There are no simple answers.
 
The opportunities and challenges of EU accession
When economies integrate with foreign markets, trading opportunities, consumer choices and knowledge and technology exchanges increase. However, openness also exerts pressures on industries – including farming – to improve productivity in order to remain in business. Serbia finds itself at this very juncture. The decision to join the European Union (EU) and integrate with the EU’s highly competitive single market of 500 million consumers has raised the stakes for its economy overall, but especially agriculture.

De ce este nevoie pentru a moderniza administrația publică? Lecții din România

Irina Schuman's picture
Also available in: English | Русский


România s-a transformat extrem de mult în ultimele câteva decenii. La fel ca și vecinii săi, fosta economie de tranziție s-a angajat în mod decisiv integrarea în Uniunea Europeană (UE). Acest lucru a creat oportunități foarte mari atât pentru cetățenii acestei ţări, cât și pentru economie.  

Transformarea care a urmat a avut un impact pozitiv asupra agriculturii și zonelor rurale. Politica Agricolă Comună a asigurat un cadru de politici competent, favorizând investițiile în agricultură și răsplătind practicile agricole ecologice. Totodată, aceasta a generat o schimbare instituțională prin introducerea sistemelor TI moderne și practicilor de management a fondurilor UE, cât și prin alocarea a 24 miliarde de euro pentru România și locuitorii din zonele rurale până în 2020.

Totuși, transformarea s-a dovedit a fi disproporționată în sectorul agricol și rural, cât și în administrarea sectoarelor.

Care a fost motivul?

What does it take to modernize government administration? Lessons from Romania

Irina Schuman's picture
Also available in: Română | Русский


Romania has transformed tremendously in the past decades.  Like its neighbors, the former transition economy has decisively committed to European Union (EU) integration. This has opened up great opportunities for both its citizens and its economy.  

This transformation has had a positive impact on agriculture and rural areas. The European Common Agricultural Policy provided a sound policy framework, emphasizing investment in agriculture and rewarding environmentally friendly farming. It also drove institutional change by introducing modern IT systems and practices for the management of EU funds, as well as by committing €24 billion for the Romanian farmers and rural dwellers through 2020.

Yet, the transformation has proven unequal in the agriculture and rural sector, as well as in the sector administration.

Why was this the case?

A Remarkable Man

Meriem Gray's picture
Also available in: Română | Русский
Igor Tkach

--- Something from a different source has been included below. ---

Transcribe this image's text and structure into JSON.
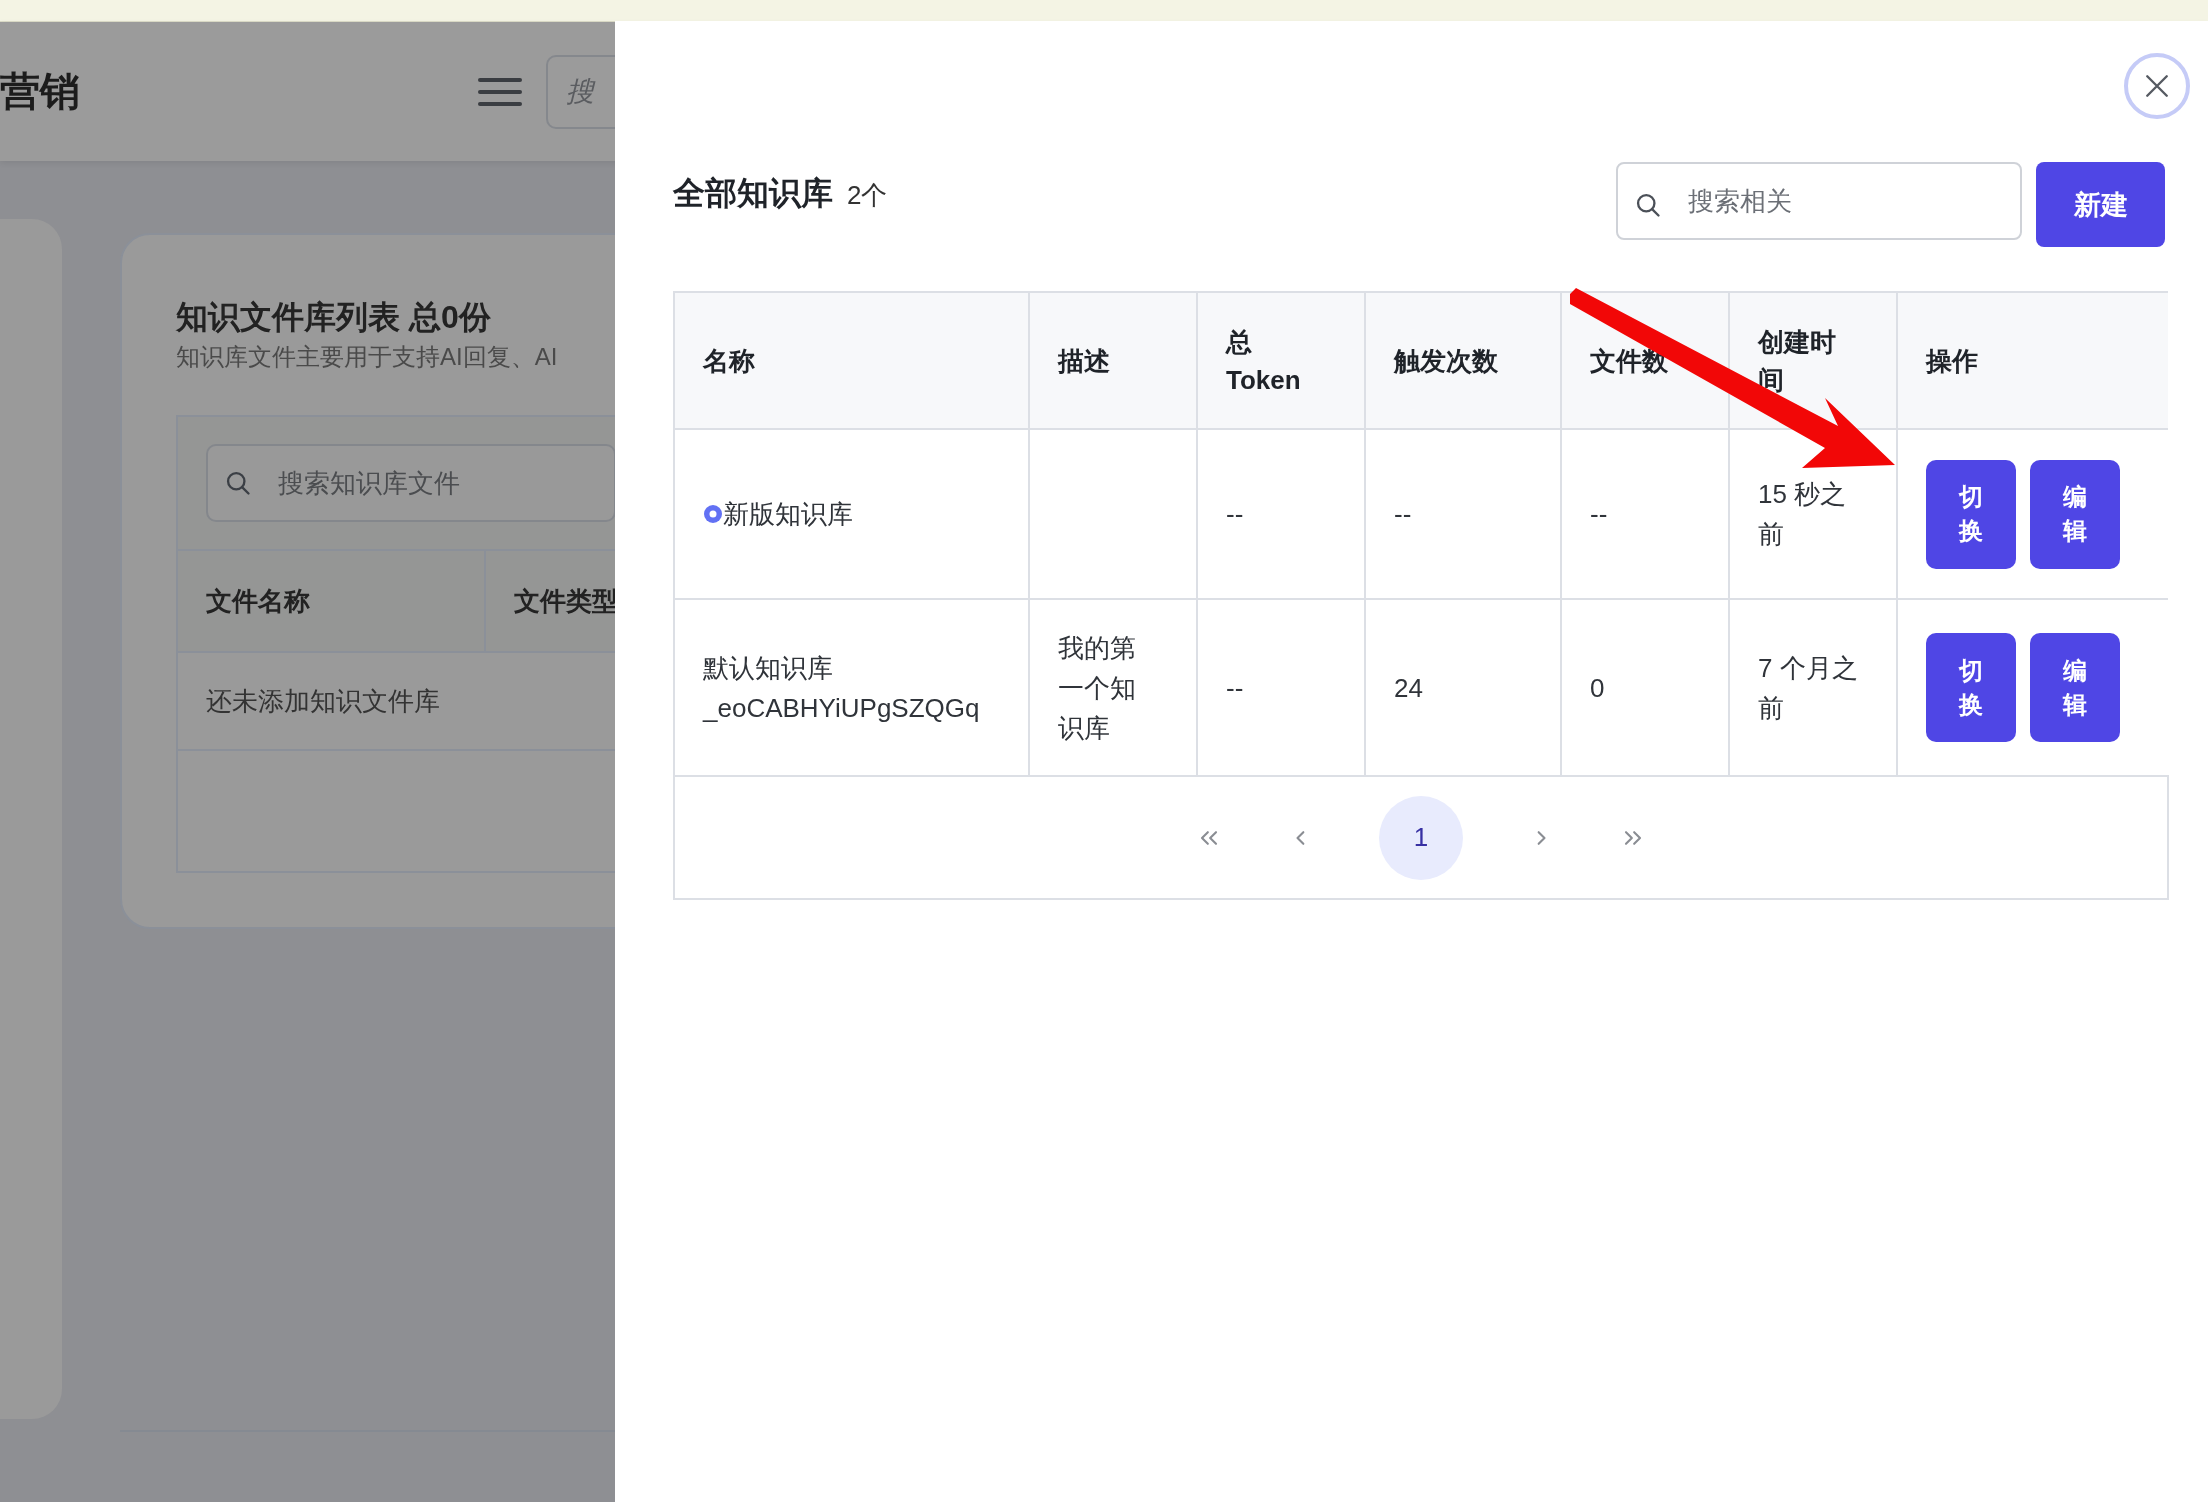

Igor Tkach is a remarkable man.

As he stands tall and proud in the middle of one of the fields, his voice is loud and clear. And even the bitterly cold wind couldn’t stop him from telling his story. “We had absolutely nothing. Even the window frames were looted,” he said. He was talking about those turbulent times following the collapse of the Soviet Union. As he talked, I recalled my own Soviet-era childhood. What he was saying hit close to home.

Collaboration is key to food security in Central Asia

Polina Bogomolova's picture
Also available in: Русский


Central Asia is a fascinating region with a diverse natural environment and a rich food culture. A visitor to the region might be surprised, therefore, to discover that access to “sufficient, safe and nutritious food” on a daily basis can be challenging for many people.

A highly agrarian region, with over 40% of the population living in rural areas, Central Asia faces a number of food security challenges – shaped by both traditional and modern food practices. While undernourishment, mostly driven by traditional diet, remains a challenge in countries such as Tajikistan and the Kyrgyz Republic, obesity and over-weight attributed to recent welfare improvements and newly-opened access to a wide variety of non-traditional foodstuffs, have already become a concern in many countries of the region.